Working out instead of surgery can save society huge sums and give back patients better quality of life. This is the approach behind a new workout concept called BackTrack, which helps people with herniated disks and other back pains. Back pains are one of the most frequent reasons for reduced ability to work and absenteeism due to sickness, and up to 35% of the adult Danish population suffer from either back diseases or back pains.
Benefits for citizens and the health services Together with the CIR the Disc Centre at Nordsjællands Hospital, two private enterprises, a knowledge institution, as well 27 citizens from Northern Zealand suffering from severe back problems have developed the new back workout concept.

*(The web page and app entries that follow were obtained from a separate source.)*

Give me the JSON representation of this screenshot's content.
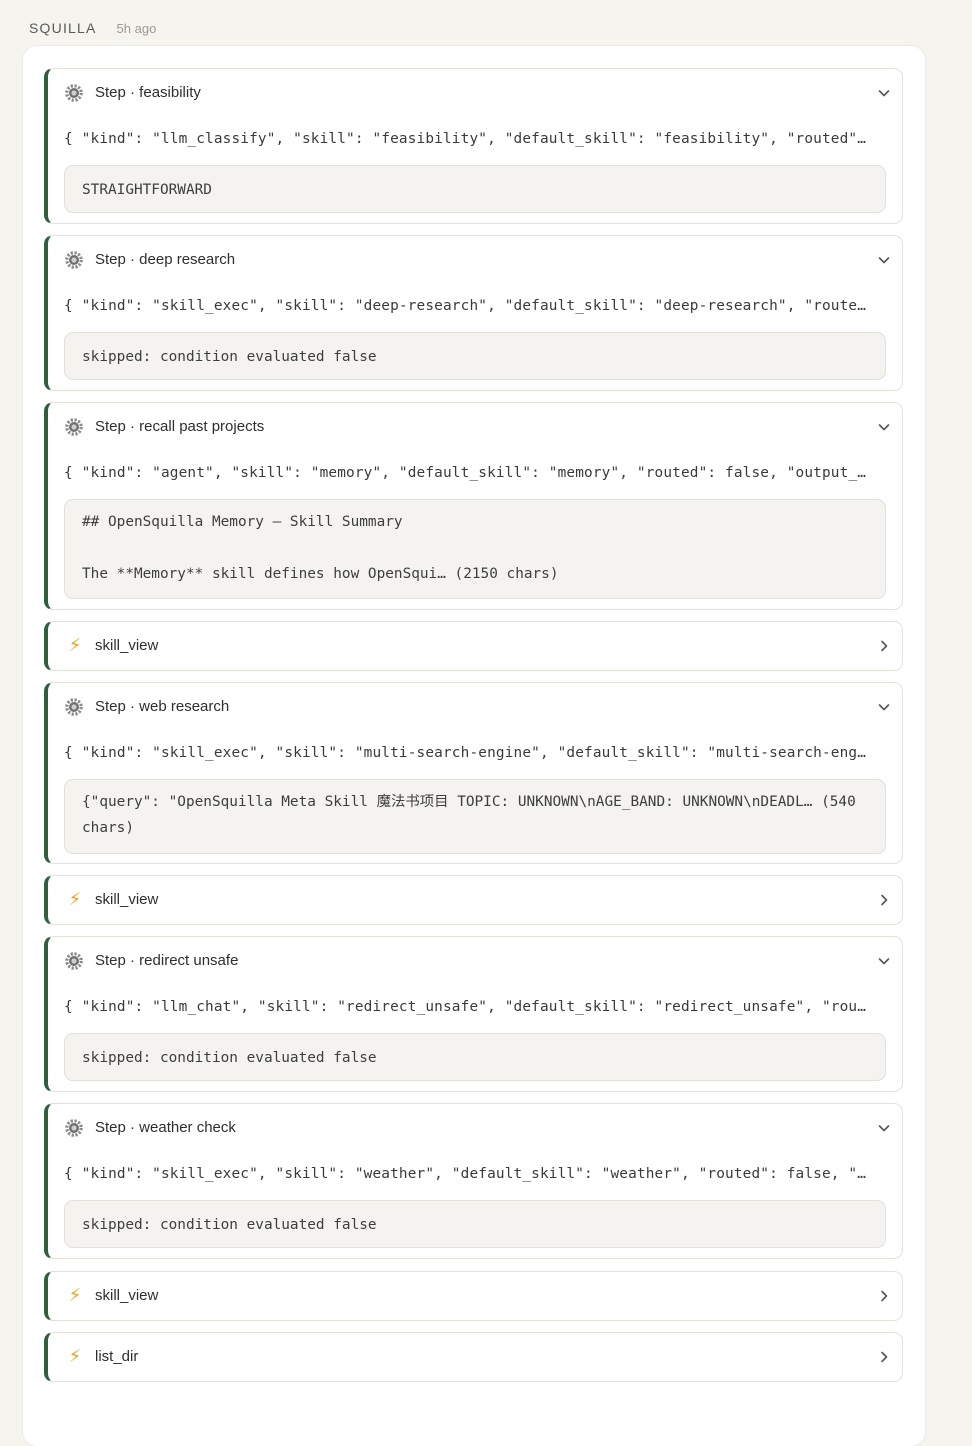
{
  "header": {
    "sender": "SQUILLA",
    "time": "5h ago"
  },
  "cards": [
    {
      "type": "step",
      "title": "Step · feasibility",
      "json": "{ \"kind\": \"llm_classify\", \"skill\": \"feasibility\", \"default_skill\": \"feasibility\", \"routed\"…",
      "output": "STRAIGHTFORWARD",
      "expanded": true
    },
    {
      "type": "step",
      "title": "Step · deep research",
      "json": "{ \"kind\": \"skill_exec\", \"skill\": \"deep-research\", \"default_skill\": \"deep-research\", \"route…",
      "output": "skipped: condition evaluated false",
      "expanded": true
    },
    {
      "type": "step",
      "title": "Step · recall past projects",
      "json": "{ \"kind\": \"agent\", \"skill\": \"memory\", \"default_skill\": \"memory\", \"routed\": false, \"output_…",
      "output": "## OpenSquilla Memory — Skill Summary\n\nThe **Memory** skill defines how OpenSqui… (2150 chars)",
      "expanded": true
    },
    {
      "type": "tool",
      "title": "skill_view",
      "icon": "bolt-icon"
    },
    {
      "type": "step",
      "title": "Step · web research",
      "json": "{ \"kind\": \"skill_exec\", \"skill\": \"multi-search-engine\", \"default_skill\": \"multi-search-eng…",
      "output": "{\"query\": \"OpenSquilla Meta Skill 魔法书项目 TOPIC: UNKNOWN\\nAGE_BAND: UNKNOWN\\nDEADL… (540 chars)",
      "expanded": true
    },
    {
      "type": "tool",
      "title": "skill_view",
      "icon": "bolt-icon"
    },
    {
      "type": "step",
      "title": "Step · redirect unsafe",
      "json": "{ \"kind\": \"llm_chat\", \"skill\": \"redirect_unsafe\", \"default_skill\": \"redirect_unsafe\", \"rou…",
      "output": "skipped: condition evaluated false",
      "expanded": true
    },
    {
      "type": "step",
      "title": "Step · weather check",
      "json": "{ \"kind\": \"skill_exec\", \"skill\": \"weather\", \"default_skill\": \"weather\", \"routed\": false, \"…",
      "output": "skipped: condition evaluated false",
      "expanded": true
    },
    {
      "type": "tool",
      "title": "skill_view",
      "icon": "bolt-icon"
    },
    {
      "type": "tool",
      "title": "list_dir",
      "icon": "bolt-icon"
    }
  ]
}
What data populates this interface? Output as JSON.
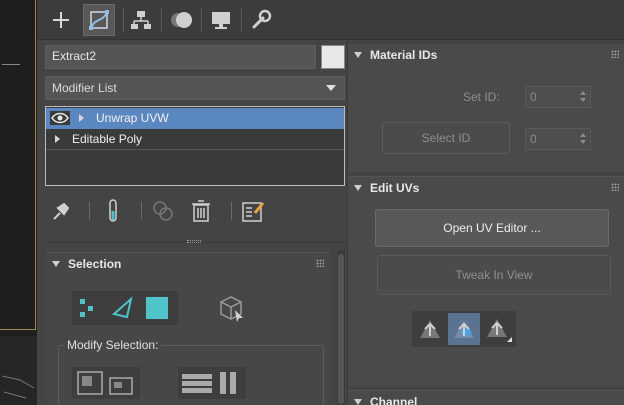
{
  "object_name": "Extract2",
  "modifier_list_label": "Modifier List",
  "modifier_stack": [
    {
      "label": "Unwrap UVW",
      "selected": true
    },
    {
      "label": "Editable Poly",
      "selected": false
    }
  ],
  "tabs": [
    "create-tab",
    "modify-tab",
    "hierarchy-tab",
    "motion-tab",
    "display-tab",
    "utilities-tab"
  ],
  "selection_rollout": {
    "title": "Selection",
    "modify_selection_label": "Modify Selection:"
  },
  "material_ids_rollout": {
    "title": "Material IDs",
    "set_id_label": "Set ID:",
    "set_id_value": "0",
    "select_id_label": "Select ID",
    "select_id_value": "0"
  },
  "edit_uvs_rollout": {
    "title": "Edit UVs",
    "open_uv_editor_label": "Open UV Editor ...",
    "tweak_in_view_label": "Tweak In View"
  },
  "channel_rollout": {
    "title": "Channel"
  },
  "colors": {
    "panel_bg": "#444444",
    "selected_row": "#5b87c0",
    "highlight_cyan": "#4fc3c9",
    "viewport_border": "#a08c4c"
  }
}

At the hospitals, this concept may help reduce the number of physical consultations between physiotherapists and patients, and the number of back operations could be reduced. For citizens this generates great benefits in the form of fewer sick days and sickness periods, more flexibility and not least higher quality of life.
Citizens are actively involved and take ownership The target group for the new back workout concept is primarily 45-65-year-olds with back problems, mostly with a herniated disk.
When beginning the back treatment at hospital, the patient will receive a number of exercises to be performed. In order to ensure perseverance, suitability and effectiveness, through an App on either a smartphone or tablet, the patient can get an overview of his or her entire workout programme. The patient can see the training programme, videos of the exercises to be carried out at home and make notes in the training diary.
The App comes with a training belt which the patient can use for training. Patients can use the belt to monitor their movements during training on a screen and this helps them do the exercise correctly. The training belt and App monitor any progress by collecting the data generated when the patient works out.
Through the App, patients can also schedule a meeting with their physiotherapist and carry out online consultations. For the online consultations, patients share their training data with their physiotherapist in order to have any errors during training corrected and to clarify questions, and the physiotherapist may adjust the treatment further.
Ulla Pihl, Lead Physiotherapist at the Department of Physiotherapy at Nordsjællands Hospital says: "For patients, the belt is a guide on whether they are training the right muscles and carrying out the exercises properly in order to benefit from the exercises as intended. Receiving feedback should also motivate patients to work out and give them an opportunity to see whether their efforts are giving them the results they are looking for”.